BC: the end... | by: Emily Cooke & Lydia Waldron block: 1
FC: Loving V. Virginia
1: Table of Contents: | page 1: table of contents page 2:Background page 3: background cont... page 4: background cont... page 5: background cont... page 6: case information page 7: case information cont.. page 8: Case information cont.. page 9: Case information cont.. page 10:reaching the supreme court page 11: reaching the supreme court cont... page 12: reaching the supreme court cont... page 13: reaching the supreme court cont... page 14: aftermath page 15: aftermath cont... page 16: aftermath cont...
2: Background: | - | -Took place in Central Point, Virginia which is very rural -Mildred Loving was part African American and part Native American, her husband, Richard Loving was white
3: -The lovings moved to the District of Columbia - The police went into their home in the night in hopes of finding this couple in the act of sex, which is another crime for blacks and whites -When the police entered the Lovings home they pointed to their wedding certificate on the wall but it ended up hurting them not defending them - they were not allowed to go out of state to get married so this got them into more trouble than they thought
4: Background: | - the lovings met in Caroline county at a local dance, from then on they continued a long courtship -At the time of their marriage in 1958, Virginia had a Racial Integrity Act which banned interracial marriages
5: - the couple went to the District of Colombia instead to get married - On July 13, 1958 Mildred and Richard were startled at 2am when the police barged in their house and arrested them for illegal interracial marriage - They were released with a $1,000 fine until their trial
6: -Chief Justice Earl Warren was the justice during the time of this case. -In circuit court the Lovings pleaded guilty to the charge
7: Case Information | -the lovings were charged under section 20-58 of Virginia code and section 20-59, possible prison punishment of 1-5 years --The American Civil liberties Union helped the lovings in the state trial court under the 14th amendment

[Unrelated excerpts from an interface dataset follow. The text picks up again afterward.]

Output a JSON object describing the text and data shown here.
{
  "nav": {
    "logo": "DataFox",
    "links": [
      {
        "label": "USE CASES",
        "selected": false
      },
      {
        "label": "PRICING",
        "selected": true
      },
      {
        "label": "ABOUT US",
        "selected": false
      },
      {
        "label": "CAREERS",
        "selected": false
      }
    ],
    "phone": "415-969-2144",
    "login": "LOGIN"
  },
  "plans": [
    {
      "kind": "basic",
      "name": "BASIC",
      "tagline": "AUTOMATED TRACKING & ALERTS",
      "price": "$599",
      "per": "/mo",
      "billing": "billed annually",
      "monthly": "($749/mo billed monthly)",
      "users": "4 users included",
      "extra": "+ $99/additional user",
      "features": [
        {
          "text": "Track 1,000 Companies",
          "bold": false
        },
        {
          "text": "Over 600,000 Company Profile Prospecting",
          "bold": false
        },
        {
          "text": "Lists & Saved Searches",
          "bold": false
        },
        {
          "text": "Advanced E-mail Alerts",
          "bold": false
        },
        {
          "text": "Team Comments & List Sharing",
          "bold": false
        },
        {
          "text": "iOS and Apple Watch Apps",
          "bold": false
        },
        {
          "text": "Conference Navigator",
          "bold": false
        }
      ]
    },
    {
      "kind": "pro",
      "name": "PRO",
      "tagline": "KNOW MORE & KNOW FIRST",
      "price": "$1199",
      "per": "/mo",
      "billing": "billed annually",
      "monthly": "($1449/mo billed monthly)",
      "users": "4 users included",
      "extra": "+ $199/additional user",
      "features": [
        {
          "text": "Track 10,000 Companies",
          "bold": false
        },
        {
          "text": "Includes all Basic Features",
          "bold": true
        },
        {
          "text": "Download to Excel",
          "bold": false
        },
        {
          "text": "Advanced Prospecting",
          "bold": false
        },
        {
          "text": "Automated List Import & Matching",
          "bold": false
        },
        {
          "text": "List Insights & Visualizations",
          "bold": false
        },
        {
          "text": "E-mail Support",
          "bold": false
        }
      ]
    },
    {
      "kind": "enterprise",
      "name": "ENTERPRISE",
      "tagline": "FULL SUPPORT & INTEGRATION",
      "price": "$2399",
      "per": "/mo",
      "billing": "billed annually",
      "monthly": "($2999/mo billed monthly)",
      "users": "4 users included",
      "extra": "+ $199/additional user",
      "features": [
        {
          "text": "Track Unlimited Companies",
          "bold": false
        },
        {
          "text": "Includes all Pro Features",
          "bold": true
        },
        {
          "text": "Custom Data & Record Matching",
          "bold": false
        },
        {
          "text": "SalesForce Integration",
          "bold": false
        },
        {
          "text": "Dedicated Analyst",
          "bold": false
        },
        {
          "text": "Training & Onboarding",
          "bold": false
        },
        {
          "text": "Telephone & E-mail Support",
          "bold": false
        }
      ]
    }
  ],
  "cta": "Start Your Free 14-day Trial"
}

8: case information cont.... | -The Lovings' brief included legal arguments interspersed with references to sociology and anthropology. -The Lovings' appeal to the Supreme Court of Virginia was denied in 1966, setting the stage for an appeal to the U.S. Supreme Court. -Virginia's law had been passed in 1691 and, after being amended several times, reached its final version in the Racial Integrity Act, passed by the Virginia General Assembly on March 20, 1924.
9: -Although every state with such a law banned marriage between a white person and an African American, some laws, including Virginia's, went further and prohibited marriage between whites and other non-white ethnic groups such as Asians and Native Americans. -Amicus briefs (statements and information presented on behalf of organizations not directly involved with the case) were filed by the National Association for the Advancement of Colored People (NAACP), the NAACP Legal Defense Fund, the Japanese-American Citizen's League, and a consortium of Catholic bishops and other sympathetic organizations.
10: Reaching the Supreme Court | -Circuit court of Caroline county (where the Lovings lived) charged with violating Virginia's ban of interracial marriage -The U.S. Supreme Court overturned the conviction on June 12, 196 , dismissing the Commonwealth of Virginia's argument that a law forbidding both white and black persons from marrying persons of another race
11: -Providing identical penalties to white and black violators, could not be construed as racially discriminatory. -The court ruled that Virginia's anti-miscegenation statute violated both the Due Process Clause and the Equal Protection Clause of the Fourteenth Amendment.
12: Reaching the Supreme Court continued... | -The Equal Protection Clause requires the consideration of whether the classifications drawn by any statute constitute an arbitrary and invidious discrimination. -The clear and central purpose of the Fourteenth Amendment was to eliminate all official state sources of invidious racial discrimination in the States. -We have consistently denied the constitutionality of measures which restrict the rights of citizens on account of race.
14: - | Cases that were influenced by Loving vs. Virginia: -Pace v. Alabama (1883) -Kirby v. Kirby (1921) -Perez v. Sharp (1948) - Monks case -Naim v. Naim (1955)
15: Aftermath | -The laws and constitutions of some states still banned inter-racial marriages. However the decision by the Supreme Court annulled them. - The people of Alabama voted in the general election of 2000 to delete the clause from their constitution. However the vote was narrow. Only 60% of voters supported the repeal.
16: Aftermath continued... | This case served as a basis for any case that deals with inter-racial marriage.
17: -Currently racism dies hard in some states. A survey in showed that 46% of Republican voters in Mississippi favor making interracial marriages illegal in the state. Only 40% prefer keeping them legal. | - It might get Americans to consider what is happening elsewhere in the country where the marriage rights of loving, committed same-sex couples are routinely voted upon and decided by 50% of the voters.